The title of this post comes from the slogan of one of the business fronts used by the Company. Arthur Hamilton follows a trail of cryptic clues to penetrate the inner heart of the Company, presumably as a means of testing his determination and suitability as a client. This includes traversing a slaughterhouse where partially butchered animal carcasses hang from hooks as they are shunted along to their final destination. The moment I saw the white coats and delivery van referring to a purveyor of meats as a “Used Cow Dealer” I was profoundly (if morbidly) amused and knew I needed to work it into my review. By the end of the movie, the slaughterhouse is revealed for the foreshadowing that it is, as the Company finds that Hamilton/Wilson’s only remaining usefulness to them is to serve as the manipulated cadaver stand-in for faking a new client’s death.
We are all chattel to the Company, and everything the Old Man says is a lie.
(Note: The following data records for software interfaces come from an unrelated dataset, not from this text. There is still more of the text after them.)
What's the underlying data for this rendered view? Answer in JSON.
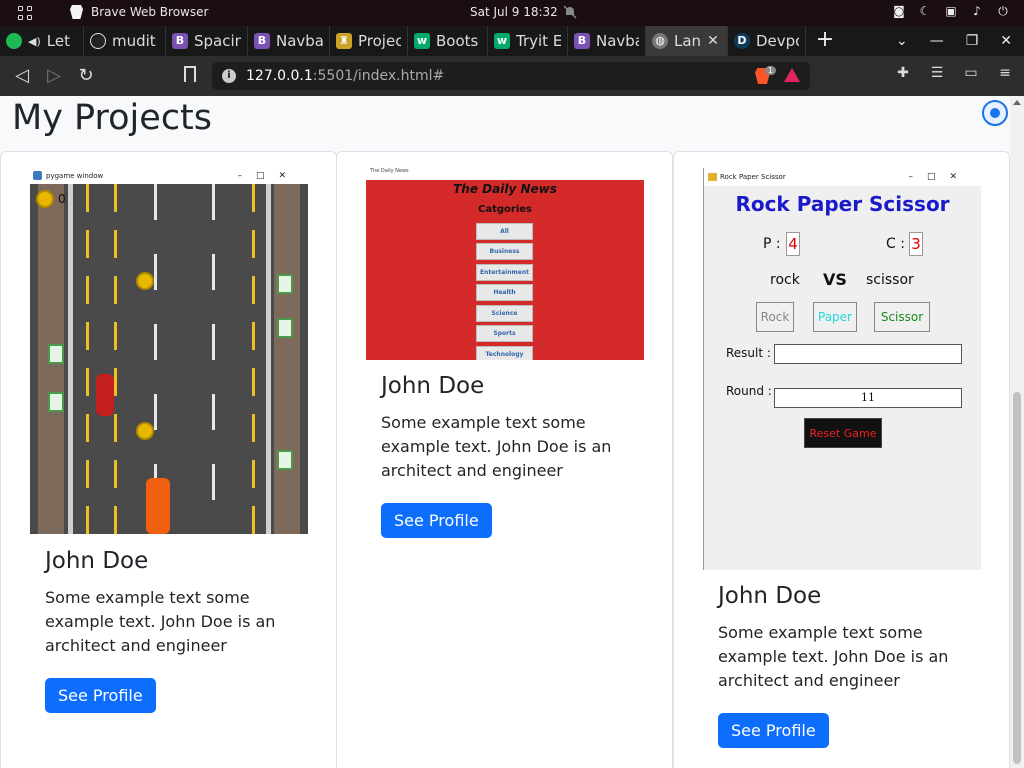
{
  "os": {
    "app_title": "Brave Web Browser",
    "clock": "Sat Jul 9  18:32"
  },
  "tabs": [
    {
      "label": "Let",
      "fav_color": "#1db954",
      "fav_glyph": "●",
      "audio": true
    },
    {
      "label": "mudit",
      "fav_color": "#222222",
      "fav_glyph": "◉"
    },
    {
      "label": "Spacin",
      "fav_color": "#7952b3",
      "fav_glyph": "B"
    },
    {
      "label": "Navba",
      "fav_color": "#7952b3",
      "fav_glyph": "B"
    },
    {
      "label": "Projec",
      "fav_color": "#c9a227",
      "fav_glyph": "♜"
    },
    {
      "label": "Boots",
      "fav_color": "#04aa6d",
      "fav_glyph": "w"
    },
    {
      "label": "Tryit E",
      "fav_color": "#04aa6d",
      "fav_glyph": "w"
    },
    {
      "label": "Navba",
      "fav_color": "#7952b3",
      "fav_glyph": "B"
    },
    {
      "label": "Lan",
      "fav_color": "#666666",
      "fav_glyph": "◍",
      "active": true
    },
    {
      "label": "Devpo",
      "fav_color": "#0e3b5c",
      "fav_glyph": "D"
    }
  ],
  "address": {
    "host": "127.0.0.1",
    "rest": ":5501/index.html#",
    "shield_count": "1"
  },
  "page": {
    "heading": "My Projects"
  },
  "cards": [
    {
      "title": "John Doe",
      "text": "Some example text some example text. John Doe is an architect and engineer",
      "button": "See Profile",
      "shot": {
        "window_title": "pygame window",
        "coin_count": "0"
      }
    },
    {
      "title": "John Doe",
      "text": "Some example text some example text. John Doe is an architect and engineer",
      "button": "See Profile",
      "shot": {
        "window_title": "The Daily News",
        "heading": "The Daily News",
        "subheading": "Catgories",
        "categories": [
          "All",
          "Business",
          "Entertainment",
          "Health",
          "Science",
          "Sports",
          "Technology"
        ]
      }
    },
    {
      "title": "John Doe",
      "text": "Some example text some example text. John Doe is an architect and engineer",
      "button": "See Profile",
      "shot": {
        "window_title": "Rock Paper Scissor",
        "heading": "Rock Paper Scissor",
        "p_label": "P :",
        "p_score": "4",
        "c_label": "C :",
        "c_score": "3",
        "player_choice": "rock",
        "vs": "VS",
        "computer_choice": "scissor",
        "buttons": [
          "Rock",
          "Paper",
          "Scissor"
        ],
        "result_label": "Result :",
        "result_value": "",
        "round_label": "Round :",
        "round_value": "11",
        "reset_label": "Reset Game"
      }
    }
  ]
}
We should really know this by now, as the precept that anything which seems too good to be true most likely isn’t true at all is a lesson stories teach us even from childhood. We can try to beat the game, but the house has the advantage and always wins in the long run. Yet it’s in our nature to believe we’re special enough to be the exception to the rule, even if it leads to our downfall. It’s hard to resist temptation, even inherently self-destructive temptation. Seconds illustrates that point, chillingly. But it also offers the tiniest glimpse of a counterpoint, the suggestion that we’re most susceptible to temptation when we’re most alone, and that attaching ourselves to others might help us weather the worst trials. Or so we have to hope.